[Start of section]
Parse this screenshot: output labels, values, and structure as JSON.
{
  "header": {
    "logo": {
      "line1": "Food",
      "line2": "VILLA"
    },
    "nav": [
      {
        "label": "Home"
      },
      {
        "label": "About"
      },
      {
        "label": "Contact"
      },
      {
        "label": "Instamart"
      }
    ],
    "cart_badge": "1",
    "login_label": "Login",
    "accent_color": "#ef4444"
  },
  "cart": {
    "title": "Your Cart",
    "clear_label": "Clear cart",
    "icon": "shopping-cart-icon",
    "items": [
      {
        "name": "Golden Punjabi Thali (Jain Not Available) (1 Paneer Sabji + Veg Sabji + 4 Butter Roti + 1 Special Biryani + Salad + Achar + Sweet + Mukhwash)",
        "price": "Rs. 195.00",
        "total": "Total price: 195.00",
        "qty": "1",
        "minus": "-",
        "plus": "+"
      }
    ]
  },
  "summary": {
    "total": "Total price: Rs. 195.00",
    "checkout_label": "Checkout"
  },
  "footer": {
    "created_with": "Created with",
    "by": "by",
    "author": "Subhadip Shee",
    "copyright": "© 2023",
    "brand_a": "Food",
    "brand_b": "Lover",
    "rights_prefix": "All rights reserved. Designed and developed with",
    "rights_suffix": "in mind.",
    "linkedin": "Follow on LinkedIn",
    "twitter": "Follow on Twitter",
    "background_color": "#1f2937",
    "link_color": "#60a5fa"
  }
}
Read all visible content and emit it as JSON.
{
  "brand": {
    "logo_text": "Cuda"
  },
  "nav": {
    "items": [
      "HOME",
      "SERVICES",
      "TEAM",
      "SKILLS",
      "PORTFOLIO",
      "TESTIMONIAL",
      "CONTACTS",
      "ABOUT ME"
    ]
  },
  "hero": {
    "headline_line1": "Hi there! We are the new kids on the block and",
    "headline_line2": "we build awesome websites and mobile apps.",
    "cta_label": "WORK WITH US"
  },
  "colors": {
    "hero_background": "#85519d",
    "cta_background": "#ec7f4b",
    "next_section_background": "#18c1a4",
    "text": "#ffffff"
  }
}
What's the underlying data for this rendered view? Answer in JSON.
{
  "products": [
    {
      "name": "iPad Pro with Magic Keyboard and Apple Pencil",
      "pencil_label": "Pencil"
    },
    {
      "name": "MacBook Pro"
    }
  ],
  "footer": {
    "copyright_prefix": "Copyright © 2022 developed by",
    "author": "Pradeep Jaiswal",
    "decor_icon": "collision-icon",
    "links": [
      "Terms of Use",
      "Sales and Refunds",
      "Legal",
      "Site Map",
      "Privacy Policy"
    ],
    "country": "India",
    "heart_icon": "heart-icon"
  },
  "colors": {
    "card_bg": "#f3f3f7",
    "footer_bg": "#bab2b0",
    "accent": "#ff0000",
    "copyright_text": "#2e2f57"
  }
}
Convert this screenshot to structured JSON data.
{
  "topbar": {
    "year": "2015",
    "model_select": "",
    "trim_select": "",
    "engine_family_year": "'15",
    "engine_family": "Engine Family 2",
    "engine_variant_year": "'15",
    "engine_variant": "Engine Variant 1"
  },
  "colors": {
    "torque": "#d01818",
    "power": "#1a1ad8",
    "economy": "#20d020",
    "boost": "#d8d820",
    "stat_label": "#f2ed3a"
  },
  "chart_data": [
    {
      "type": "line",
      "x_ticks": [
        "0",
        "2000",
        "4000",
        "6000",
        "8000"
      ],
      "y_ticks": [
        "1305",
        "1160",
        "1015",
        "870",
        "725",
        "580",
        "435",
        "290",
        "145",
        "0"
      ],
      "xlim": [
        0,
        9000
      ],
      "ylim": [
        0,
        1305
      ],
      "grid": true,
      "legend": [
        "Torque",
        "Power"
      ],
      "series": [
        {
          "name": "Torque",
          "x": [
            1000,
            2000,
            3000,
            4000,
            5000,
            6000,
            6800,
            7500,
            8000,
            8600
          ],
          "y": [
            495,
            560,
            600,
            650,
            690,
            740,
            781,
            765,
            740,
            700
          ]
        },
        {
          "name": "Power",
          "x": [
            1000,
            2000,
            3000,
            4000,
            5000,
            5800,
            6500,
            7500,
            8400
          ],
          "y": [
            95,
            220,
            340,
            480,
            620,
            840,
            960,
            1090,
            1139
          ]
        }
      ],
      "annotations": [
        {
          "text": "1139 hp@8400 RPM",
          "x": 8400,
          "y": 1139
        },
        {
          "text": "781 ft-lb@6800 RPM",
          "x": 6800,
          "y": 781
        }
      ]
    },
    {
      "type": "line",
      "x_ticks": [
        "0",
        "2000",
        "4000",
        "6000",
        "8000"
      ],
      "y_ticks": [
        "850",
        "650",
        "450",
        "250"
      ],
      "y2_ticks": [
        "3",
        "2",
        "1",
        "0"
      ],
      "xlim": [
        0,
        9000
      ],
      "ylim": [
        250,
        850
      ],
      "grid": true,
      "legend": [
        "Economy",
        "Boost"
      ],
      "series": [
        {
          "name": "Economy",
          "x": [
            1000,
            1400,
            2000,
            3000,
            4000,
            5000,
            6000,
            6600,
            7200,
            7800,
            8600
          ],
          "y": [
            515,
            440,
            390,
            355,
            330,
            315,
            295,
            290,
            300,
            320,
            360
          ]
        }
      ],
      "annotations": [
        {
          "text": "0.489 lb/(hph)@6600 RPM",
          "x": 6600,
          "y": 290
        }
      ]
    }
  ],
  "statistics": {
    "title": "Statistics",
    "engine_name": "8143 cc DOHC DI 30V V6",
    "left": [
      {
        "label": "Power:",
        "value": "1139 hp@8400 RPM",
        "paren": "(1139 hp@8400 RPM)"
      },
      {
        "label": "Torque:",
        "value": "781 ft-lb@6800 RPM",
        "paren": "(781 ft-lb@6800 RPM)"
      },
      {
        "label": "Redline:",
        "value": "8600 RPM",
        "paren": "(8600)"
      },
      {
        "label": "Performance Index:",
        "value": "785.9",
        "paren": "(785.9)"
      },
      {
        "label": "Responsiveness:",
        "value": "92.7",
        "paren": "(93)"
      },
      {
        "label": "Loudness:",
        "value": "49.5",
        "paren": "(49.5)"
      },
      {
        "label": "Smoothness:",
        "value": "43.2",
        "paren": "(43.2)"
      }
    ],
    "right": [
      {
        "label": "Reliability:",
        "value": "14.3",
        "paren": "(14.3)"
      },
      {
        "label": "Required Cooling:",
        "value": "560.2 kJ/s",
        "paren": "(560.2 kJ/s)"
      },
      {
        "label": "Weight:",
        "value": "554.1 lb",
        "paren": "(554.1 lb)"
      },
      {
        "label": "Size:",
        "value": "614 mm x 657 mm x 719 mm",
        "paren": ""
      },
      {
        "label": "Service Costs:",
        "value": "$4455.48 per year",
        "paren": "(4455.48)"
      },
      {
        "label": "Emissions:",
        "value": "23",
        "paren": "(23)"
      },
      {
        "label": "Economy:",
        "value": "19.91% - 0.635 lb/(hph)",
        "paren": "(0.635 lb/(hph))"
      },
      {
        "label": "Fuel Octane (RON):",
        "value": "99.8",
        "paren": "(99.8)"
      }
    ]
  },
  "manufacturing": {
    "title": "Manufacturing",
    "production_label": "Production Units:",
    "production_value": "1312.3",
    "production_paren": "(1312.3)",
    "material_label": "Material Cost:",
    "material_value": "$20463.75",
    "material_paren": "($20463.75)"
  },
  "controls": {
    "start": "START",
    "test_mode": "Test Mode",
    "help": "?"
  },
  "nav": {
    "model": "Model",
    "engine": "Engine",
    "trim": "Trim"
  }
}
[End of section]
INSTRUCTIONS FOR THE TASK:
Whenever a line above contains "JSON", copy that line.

TASK ANSWER:
Parse this screenshot: output labels, values, and structure as JSON.
Read all visible content and emit it as JSON.
What's the underlying data for this rendered view? Answer in JSON.
Convert this screenshot to structured JSON data.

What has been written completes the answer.